INPUT:
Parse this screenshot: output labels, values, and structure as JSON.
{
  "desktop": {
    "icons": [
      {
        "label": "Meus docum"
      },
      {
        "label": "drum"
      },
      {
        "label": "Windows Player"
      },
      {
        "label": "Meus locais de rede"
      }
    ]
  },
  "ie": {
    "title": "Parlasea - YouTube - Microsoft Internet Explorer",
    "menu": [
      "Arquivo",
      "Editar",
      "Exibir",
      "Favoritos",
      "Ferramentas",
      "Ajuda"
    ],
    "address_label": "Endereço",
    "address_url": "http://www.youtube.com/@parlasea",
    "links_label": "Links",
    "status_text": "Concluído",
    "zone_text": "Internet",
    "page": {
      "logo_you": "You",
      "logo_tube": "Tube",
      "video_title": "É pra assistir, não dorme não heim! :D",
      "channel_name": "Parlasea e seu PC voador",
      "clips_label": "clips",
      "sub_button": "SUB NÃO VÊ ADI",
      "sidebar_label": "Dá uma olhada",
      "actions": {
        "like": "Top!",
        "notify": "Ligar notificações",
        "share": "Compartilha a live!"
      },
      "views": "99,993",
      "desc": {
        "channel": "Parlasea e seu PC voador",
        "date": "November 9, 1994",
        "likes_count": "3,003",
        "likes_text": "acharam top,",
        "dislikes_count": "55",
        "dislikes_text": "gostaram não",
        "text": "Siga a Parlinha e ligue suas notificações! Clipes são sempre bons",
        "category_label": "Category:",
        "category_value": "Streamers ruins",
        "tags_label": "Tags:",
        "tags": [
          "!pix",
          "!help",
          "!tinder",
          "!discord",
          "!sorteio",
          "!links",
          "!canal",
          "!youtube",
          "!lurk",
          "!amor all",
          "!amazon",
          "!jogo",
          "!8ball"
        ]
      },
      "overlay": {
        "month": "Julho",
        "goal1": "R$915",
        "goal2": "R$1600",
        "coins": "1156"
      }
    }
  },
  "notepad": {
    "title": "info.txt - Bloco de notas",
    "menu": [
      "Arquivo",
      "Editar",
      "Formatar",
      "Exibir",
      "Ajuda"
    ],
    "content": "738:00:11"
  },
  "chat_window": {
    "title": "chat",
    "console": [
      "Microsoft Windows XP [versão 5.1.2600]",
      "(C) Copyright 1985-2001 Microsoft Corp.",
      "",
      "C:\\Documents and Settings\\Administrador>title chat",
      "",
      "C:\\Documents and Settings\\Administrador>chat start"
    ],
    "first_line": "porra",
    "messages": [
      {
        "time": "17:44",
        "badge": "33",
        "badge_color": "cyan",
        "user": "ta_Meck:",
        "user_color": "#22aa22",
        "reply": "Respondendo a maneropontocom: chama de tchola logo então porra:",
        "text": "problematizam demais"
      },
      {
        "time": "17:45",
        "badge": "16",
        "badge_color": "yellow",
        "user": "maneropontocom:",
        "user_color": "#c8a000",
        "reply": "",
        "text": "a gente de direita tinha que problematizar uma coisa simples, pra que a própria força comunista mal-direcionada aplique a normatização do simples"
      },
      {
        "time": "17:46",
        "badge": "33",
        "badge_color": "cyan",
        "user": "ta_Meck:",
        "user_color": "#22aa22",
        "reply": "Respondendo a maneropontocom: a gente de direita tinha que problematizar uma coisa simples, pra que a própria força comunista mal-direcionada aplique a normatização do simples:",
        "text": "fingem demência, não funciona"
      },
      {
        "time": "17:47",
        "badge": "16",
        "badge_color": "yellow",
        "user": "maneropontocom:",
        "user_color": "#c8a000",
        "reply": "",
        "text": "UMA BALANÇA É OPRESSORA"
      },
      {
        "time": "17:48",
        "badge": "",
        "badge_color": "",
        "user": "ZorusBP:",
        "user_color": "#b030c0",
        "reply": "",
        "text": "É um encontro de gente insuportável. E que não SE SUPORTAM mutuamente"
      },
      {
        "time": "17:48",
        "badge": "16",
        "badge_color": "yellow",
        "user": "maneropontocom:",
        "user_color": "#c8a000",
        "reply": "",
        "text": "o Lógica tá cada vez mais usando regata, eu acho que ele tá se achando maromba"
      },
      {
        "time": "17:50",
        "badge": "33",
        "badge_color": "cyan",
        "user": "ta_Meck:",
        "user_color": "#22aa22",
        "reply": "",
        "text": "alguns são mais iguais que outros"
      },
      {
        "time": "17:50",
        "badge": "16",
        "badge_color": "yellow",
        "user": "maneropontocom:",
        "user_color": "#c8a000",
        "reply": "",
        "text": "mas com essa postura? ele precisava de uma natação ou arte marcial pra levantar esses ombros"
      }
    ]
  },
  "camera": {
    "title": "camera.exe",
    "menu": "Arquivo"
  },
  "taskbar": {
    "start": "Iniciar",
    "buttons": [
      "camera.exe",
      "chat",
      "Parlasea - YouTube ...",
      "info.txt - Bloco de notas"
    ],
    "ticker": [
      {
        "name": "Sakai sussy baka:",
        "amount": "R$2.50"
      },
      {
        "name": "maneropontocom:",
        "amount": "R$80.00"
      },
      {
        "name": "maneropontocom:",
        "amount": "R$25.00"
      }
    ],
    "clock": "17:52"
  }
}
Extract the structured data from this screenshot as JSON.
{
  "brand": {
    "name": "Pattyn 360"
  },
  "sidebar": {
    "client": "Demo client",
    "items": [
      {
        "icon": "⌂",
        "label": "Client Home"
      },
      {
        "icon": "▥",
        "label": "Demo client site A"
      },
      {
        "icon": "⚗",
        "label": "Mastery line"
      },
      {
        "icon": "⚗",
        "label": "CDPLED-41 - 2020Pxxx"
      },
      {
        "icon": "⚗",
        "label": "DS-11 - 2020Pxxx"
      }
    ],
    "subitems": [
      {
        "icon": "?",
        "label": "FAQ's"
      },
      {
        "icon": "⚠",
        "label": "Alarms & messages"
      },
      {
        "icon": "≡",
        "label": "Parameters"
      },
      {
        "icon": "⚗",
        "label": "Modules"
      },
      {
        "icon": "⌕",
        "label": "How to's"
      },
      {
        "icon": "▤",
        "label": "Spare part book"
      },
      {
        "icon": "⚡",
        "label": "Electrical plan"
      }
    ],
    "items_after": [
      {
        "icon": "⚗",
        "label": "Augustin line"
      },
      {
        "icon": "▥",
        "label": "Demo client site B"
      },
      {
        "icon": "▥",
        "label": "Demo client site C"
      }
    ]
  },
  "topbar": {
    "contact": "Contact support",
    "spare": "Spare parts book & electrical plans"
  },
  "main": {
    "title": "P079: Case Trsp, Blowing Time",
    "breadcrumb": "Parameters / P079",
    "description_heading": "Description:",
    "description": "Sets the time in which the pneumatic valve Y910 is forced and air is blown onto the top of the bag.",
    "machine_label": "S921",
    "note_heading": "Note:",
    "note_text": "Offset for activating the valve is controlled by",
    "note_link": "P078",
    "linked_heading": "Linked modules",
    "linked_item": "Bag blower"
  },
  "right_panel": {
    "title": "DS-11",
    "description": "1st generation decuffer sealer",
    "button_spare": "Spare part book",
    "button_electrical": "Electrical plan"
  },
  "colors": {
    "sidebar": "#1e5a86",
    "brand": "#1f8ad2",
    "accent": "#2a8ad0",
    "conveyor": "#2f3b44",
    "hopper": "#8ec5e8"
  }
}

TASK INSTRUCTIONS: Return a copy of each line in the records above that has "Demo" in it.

COMPLETED EXERCISE:
    "client": "Demo client",
        "label": "Demo client site A"
        "label": "Demo client site B"
        "label": "Demo client site C"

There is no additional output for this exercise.